- As the snake grows larger, you may feed one or two small rabbits every 7–10 days. Increase to larger rabbit(s) as the snake’s size warrants.
Please keep in mind that these are only guidelines and individuals should be treated as such and fed accordingly. It is also important to realize there can be considerable size variation between species and individuals. Feed prey items that are approximately the size of the snake’s largest diameter. It is better to feed two smaller rodents as opposed to one that is too large. It is usually recommended to feed dead prey instead of live prey to help prevent injury to the snake and lessen the suffering of the prey. If live prey is offered and not eaten in a short period time, it must be removed in order to prevent its feeding upon the snake. Never leave live prey in with your snake without watching for it to be eaten, as serious, deep, and life-threatening wounds can be created by most rodents biting along the snake’s back. It is also recommended to feed freshly killed prey so the vitamins it contains within the digestive tract don’t diminish and are utilized by the snake. It is feasible to freeze freshly killed prey, and then thaw just prior to feeding. Vitamin and mineral supplementation is typically not necessary.
Feeding can be somewhat risky and care must be taken to avoid injury. Snakes attack prey based largely by sense of smell. For this reason, don’t handle prey items and then stick your hands in front of the snake. This is asking to be bitten. Before offering prey, make sure you know where the snake is in the enclosure. If the snake is near the door, move it out of the way with a snake stick.

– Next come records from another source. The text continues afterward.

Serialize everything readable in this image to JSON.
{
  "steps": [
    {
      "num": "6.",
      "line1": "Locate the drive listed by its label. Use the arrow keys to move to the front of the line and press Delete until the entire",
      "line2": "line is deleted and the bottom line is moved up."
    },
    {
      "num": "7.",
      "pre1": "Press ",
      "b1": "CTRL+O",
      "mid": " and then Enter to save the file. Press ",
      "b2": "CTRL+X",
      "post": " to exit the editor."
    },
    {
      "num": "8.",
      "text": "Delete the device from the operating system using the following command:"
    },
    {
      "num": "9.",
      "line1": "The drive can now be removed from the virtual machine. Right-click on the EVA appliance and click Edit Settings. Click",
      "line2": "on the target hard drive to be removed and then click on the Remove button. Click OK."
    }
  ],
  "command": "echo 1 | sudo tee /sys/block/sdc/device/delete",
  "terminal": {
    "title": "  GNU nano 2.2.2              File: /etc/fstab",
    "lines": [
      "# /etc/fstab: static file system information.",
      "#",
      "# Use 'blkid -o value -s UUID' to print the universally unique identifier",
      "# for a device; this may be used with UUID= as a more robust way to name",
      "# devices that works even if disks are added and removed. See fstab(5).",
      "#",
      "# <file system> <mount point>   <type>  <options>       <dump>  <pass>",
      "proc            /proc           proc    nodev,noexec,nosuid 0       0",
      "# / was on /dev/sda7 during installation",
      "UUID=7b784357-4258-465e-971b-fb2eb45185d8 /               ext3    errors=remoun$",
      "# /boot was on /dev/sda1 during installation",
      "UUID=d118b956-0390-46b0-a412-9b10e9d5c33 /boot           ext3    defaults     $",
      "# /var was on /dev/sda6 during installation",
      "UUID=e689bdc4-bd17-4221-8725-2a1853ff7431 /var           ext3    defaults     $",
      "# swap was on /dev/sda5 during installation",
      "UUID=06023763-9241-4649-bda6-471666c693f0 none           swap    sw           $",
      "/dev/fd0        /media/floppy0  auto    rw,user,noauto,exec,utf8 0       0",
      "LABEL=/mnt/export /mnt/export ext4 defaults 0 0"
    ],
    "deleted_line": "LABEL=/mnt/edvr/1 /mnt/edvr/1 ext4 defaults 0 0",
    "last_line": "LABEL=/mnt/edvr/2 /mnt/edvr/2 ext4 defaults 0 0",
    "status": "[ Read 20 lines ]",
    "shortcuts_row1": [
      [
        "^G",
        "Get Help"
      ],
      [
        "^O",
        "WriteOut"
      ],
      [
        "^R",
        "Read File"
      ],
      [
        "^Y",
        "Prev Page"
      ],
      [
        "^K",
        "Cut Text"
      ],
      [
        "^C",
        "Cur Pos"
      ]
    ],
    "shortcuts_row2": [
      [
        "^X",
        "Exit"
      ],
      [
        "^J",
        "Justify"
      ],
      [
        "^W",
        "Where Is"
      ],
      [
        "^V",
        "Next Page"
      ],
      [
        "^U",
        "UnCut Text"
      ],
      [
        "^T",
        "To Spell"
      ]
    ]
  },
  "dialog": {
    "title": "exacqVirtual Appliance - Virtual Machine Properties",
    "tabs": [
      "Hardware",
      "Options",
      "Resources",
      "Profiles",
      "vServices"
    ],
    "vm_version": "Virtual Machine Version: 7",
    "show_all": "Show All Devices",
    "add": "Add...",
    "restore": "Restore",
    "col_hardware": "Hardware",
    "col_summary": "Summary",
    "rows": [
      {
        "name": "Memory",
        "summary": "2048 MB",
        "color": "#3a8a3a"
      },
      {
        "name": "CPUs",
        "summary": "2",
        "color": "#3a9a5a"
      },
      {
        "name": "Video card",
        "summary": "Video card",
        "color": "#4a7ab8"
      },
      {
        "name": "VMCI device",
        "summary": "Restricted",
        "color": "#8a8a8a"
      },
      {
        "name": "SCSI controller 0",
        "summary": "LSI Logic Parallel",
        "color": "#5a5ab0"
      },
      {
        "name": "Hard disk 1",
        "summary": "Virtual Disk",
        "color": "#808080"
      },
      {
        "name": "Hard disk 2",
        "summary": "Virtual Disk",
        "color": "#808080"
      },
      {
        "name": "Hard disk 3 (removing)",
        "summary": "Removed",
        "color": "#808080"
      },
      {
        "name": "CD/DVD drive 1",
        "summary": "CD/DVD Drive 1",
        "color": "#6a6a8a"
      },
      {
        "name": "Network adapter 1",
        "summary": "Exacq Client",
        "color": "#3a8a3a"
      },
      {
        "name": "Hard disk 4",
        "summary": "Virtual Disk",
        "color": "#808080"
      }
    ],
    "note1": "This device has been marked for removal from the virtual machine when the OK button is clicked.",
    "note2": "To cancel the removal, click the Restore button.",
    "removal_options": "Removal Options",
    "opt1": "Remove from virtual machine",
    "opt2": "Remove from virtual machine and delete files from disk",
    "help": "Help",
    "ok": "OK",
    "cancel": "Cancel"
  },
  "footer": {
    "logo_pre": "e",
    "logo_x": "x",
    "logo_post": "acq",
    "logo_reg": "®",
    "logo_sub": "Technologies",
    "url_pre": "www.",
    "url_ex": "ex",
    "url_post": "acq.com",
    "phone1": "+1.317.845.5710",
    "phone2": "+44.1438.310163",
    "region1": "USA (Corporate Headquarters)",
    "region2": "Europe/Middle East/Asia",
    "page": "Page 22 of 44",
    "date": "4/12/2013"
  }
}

When the snake is safely out of striking distance, place the prey in the cage with tongs or toss it to an appropriate area of the cage. Take these same precautions when removing uneaten prey. A board or other suitable shield can be placed between you and the snake when introducing or removing prey. It is best to interact with the animal at other times other than just feeding so it doesn’t automatically associate attention with a meal. When dealing with larger snakes, it is advisable to have someone nearby or at least within calling distance in case of emergency.
Certain diseases are commonly seen in these animals; therefore, with any newly acquired snake an examination by a qualified veterinarian is warranted. This exam includes checking a fecal sample for the presence of intestinal parasites, so please plan on bringing a sample of fresh feces when you make your appointment.
Following the guidelines outlined above will help ensure a mutually beneficial relationship between you and your snake. Together, we can dispel myths and fears about these fascinating creatures of beauty and intrigue.